| WHAT NEEDS TO BE DONE |
Go through the lines below. Copy those with "price".

*** AVAILABLE DATA ***

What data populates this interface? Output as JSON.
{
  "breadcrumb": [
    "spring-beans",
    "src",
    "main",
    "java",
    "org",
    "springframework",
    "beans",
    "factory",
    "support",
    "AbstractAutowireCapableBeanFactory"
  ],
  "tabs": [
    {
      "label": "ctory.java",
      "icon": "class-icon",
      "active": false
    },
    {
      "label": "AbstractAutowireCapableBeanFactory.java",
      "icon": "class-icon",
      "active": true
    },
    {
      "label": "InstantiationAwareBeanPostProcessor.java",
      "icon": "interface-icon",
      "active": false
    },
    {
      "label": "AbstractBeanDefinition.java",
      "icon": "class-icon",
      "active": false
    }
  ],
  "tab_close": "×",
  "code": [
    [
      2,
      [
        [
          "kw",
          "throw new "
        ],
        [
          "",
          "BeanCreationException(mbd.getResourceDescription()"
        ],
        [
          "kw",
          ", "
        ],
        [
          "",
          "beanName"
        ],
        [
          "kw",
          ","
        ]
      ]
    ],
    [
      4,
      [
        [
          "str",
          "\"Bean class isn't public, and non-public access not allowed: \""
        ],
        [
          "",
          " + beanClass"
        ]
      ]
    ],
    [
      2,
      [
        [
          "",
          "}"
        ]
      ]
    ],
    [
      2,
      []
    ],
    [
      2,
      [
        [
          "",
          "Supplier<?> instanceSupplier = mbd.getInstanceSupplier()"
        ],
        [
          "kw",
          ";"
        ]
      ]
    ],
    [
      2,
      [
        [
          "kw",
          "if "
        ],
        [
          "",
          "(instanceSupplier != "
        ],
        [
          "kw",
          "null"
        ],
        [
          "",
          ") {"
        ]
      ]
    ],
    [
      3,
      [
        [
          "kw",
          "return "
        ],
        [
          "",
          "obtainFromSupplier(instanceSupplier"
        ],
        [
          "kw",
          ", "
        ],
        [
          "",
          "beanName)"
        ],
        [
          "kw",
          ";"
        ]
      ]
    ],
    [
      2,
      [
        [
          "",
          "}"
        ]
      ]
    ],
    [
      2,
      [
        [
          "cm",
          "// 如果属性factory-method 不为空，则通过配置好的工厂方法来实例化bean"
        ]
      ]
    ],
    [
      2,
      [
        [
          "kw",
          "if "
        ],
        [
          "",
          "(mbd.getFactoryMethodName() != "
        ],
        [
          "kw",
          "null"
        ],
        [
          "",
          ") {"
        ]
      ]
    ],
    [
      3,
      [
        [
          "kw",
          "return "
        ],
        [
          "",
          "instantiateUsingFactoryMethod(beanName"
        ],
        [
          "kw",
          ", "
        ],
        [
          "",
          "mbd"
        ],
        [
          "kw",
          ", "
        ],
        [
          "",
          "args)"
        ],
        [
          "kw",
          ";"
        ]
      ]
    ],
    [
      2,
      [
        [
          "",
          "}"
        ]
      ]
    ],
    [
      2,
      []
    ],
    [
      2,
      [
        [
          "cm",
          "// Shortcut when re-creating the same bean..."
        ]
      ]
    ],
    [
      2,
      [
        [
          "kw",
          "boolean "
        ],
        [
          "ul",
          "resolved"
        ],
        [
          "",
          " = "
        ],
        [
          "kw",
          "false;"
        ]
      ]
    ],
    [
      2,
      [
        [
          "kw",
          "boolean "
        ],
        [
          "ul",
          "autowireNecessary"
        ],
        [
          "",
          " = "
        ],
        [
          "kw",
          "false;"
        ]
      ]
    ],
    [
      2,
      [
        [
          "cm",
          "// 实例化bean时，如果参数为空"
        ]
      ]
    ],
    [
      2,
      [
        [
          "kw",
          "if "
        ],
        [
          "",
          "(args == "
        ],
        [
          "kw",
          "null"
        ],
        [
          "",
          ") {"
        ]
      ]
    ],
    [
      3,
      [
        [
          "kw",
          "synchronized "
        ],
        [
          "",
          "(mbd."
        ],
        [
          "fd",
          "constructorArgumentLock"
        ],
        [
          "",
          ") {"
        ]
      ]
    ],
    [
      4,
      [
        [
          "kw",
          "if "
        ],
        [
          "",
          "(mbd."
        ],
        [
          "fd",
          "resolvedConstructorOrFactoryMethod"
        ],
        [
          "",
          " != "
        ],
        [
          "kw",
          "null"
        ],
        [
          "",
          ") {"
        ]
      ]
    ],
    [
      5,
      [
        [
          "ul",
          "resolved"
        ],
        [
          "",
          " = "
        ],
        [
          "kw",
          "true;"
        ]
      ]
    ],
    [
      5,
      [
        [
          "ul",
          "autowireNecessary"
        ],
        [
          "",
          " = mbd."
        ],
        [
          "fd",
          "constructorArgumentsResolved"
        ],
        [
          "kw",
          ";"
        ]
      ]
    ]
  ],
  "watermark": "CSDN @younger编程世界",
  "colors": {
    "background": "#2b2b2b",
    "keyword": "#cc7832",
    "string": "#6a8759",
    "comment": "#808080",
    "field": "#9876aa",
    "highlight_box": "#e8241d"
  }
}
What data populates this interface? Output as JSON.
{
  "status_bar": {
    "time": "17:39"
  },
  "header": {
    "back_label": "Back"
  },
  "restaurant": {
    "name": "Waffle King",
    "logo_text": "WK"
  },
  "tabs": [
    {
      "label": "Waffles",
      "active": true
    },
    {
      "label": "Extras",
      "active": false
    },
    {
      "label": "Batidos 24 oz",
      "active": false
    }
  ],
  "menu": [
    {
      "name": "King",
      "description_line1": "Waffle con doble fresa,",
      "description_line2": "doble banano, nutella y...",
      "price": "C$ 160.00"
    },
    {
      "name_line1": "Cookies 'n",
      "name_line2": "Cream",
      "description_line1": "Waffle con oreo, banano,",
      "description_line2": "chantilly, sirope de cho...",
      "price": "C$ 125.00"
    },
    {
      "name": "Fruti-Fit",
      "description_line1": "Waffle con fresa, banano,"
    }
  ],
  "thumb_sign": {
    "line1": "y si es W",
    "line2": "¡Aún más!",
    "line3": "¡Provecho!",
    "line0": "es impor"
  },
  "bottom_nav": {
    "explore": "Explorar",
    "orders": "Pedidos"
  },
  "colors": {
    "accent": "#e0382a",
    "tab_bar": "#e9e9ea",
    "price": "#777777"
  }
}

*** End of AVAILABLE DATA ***

| RESULT OF THIS EXERCISE |
      "price": "C$ 160.00"
      "price": "C$ 125.00"
    "price": "#777777"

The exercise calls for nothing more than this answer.